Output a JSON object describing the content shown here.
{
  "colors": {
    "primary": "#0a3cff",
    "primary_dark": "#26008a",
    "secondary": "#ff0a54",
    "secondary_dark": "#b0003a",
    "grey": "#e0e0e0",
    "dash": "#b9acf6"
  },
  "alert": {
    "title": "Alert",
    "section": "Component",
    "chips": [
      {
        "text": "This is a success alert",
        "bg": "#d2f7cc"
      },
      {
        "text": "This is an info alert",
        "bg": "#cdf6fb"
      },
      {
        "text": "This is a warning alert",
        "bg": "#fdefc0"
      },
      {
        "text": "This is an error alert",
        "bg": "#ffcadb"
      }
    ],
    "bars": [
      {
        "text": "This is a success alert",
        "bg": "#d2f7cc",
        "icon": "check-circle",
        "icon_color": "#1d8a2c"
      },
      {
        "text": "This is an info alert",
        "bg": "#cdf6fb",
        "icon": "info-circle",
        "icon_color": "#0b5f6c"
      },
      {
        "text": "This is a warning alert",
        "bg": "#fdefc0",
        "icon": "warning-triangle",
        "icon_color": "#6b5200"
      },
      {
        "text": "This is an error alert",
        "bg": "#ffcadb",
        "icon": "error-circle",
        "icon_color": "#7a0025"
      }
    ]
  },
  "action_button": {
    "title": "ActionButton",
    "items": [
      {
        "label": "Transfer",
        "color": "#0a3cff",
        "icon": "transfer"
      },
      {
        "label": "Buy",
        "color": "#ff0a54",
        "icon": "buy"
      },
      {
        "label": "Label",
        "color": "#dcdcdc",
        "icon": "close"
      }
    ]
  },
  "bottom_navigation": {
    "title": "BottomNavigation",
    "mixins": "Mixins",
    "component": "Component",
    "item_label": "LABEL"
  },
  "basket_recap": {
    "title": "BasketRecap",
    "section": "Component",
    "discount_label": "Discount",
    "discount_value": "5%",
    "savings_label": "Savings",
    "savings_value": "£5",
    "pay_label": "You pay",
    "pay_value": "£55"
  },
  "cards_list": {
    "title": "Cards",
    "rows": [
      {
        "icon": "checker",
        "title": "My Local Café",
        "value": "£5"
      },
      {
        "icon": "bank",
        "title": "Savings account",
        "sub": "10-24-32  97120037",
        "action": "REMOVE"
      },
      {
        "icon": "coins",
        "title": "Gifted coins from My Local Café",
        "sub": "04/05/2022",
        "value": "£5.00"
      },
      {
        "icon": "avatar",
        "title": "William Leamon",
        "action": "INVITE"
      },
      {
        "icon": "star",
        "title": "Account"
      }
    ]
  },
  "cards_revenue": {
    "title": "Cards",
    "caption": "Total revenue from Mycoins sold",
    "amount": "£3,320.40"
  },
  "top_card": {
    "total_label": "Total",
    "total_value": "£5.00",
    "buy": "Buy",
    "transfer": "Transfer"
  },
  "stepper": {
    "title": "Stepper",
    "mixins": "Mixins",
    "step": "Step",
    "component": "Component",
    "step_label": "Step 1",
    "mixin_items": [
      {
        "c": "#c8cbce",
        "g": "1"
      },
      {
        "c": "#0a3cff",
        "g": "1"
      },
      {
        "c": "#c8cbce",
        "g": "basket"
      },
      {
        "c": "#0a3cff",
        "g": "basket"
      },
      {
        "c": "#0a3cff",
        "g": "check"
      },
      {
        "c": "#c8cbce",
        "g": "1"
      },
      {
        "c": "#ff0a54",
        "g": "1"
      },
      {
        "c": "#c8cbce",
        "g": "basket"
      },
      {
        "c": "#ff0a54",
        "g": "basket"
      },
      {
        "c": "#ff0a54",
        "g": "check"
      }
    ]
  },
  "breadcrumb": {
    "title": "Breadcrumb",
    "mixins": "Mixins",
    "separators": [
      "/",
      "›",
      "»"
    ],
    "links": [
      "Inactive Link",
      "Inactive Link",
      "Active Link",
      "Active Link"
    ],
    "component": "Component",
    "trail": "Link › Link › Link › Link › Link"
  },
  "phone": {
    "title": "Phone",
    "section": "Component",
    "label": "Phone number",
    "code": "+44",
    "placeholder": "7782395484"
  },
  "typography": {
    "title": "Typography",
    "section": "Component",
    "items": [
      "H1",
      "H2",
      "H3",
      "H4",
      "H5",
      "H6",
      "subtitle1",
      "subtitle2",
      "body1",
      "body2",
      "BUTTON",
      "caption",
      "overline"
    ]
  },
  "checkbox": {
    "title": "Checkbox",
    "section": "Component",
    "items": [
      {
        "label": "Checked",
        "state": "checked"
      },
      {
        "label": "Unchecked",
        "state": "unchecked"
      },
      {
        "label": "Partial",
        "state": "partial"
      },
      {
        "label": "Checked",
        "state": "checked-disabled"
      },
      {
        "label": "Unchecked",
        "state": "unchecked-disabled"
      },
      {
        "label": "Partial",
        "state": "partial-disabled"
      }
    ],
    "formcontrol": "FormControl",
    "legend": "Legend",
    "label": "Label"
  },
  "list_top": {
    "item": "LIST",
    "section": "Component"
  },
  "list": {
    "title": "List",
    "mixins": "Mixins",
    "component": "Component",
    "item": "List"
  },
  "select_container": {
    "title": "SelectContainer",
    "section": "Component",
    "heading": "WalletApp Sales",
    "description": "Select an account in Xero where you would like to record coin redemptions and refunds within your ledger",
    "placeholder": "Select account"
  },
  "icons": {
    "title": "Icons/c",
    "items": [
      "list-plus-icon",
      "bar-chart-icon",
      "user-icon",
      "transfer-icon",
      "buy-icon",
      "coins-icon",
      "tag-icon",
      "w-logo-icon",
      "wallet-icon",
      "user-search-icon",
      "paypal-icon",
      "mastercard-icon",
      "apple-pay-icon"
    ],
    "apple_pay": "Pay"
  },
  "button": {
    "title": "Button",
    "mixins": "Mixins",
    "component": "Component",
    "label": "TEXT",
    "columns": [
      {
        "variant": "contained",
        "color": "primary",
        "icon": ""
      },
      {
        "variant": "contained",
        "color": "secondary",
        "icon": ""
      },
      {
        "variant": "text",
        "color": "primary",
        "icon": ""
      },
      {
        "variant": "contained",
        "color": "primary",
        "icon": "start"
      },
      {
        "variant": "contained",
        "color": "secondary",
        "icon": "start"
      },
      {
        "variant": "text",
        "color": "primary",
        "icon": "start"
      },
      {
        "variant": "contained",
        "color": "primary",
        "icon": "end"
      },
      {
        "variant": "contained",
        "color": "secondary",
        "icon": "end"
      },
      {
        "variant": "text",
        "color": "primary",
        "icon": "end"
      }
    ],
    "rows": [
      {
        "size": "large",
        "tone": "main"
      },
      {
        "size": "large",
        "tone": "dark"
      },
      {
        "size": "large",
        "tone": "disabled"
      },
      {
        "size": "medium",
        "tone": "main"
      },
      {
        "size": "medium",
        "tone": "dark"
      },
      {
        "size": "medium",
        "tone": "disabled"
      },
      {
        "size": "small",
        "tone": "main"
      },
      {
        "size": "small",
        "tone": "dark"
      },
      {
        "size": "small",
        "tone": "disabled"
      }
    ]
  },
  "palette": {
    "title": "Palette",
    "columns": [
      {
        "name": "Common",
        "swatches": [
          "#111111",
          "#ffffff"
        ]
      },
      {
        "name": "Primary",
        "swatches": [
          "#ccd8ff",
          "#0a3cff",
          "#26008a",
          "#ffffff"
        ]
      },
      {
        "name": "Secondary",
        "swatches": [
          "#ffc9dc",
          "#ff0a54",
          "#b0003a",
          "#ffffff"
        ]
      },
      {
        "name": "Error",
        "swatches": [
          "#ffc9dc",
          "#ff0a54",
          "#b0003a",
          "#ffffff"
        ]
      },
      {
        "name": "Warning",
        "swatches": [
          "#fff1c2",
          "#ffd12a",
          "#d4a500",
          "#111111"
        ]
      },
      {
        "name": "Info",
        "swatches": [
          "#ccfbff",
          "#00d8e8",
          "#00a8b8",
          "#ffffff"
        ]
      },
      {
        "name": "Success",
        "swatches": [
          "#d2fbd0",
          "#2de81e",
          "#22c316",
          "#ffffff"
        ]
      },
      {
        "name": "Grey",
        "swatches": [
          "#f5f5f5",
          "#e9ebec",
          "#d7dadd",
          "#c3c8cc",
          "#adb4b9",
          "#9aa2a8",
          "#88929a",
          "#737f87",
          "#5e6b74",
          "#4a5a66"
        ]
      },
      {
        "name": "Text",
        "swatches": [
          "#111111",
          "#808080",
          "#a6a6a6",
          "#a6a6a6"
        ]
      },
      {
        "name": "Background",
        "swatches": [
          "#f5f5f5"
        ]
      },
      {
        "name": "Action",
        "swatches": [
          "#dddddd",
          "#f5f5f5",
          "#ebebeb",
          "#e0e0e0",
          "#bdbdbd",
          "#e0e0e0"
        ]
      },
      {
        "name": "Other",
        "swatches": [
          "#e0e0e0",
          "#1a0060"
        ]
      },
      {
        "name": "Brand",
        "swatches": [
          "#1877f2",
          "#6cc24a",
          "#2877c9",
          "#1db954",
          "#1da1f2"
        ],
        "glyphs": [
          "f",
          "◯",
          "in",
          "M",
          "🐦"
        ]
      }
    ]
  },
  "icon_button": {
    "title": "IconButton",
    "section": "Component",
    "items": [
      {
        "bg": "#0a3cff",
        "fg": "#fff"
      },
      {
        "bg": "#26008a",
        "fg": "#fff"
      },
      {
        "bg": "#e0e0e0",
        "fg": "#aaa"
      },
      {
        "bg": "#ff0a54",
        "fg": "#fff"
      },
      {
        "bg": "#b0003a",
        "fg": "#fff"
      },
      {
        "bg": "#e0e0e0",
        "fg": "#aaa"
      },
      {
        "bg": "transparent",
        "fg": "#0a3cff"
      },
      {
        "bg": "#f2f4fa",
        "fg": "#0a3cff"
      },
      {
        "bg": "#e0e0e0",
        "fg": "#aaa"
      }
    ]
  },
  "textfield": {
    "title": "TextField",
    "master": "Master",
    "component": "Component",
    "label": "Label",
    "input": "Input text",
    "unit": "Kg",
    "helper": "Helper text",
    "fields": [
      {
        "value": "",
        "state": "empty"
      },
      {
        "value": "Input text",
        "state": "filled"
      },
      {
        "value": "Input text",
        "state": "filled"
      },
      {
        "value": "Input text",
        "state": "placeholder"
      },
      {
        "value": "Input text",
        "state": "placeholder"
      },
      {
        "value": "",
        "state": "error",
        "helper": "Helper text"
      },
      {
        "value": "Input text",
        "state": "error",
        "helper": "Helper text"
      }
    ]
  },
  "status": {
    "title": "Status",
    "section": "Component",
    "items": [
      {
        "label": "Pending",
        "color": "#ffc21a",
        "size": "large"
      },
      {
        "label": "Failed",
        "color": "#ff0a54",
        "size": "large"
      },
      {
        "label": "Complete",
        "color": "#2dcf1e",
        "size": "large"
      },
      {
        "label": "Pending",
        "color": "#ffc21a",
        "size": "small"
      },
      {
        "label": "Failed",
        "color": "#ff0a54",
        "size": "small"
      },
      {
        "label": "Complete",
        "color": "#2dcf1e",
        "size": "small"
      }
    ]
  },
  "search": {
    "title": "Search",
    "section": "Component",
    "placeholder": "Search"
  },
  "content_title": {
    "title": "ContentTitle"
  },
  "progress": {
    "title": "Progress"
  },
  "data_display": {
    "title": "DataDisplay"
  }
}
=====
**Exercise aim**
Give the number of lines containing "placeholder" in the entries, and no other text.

**Response to this task**
5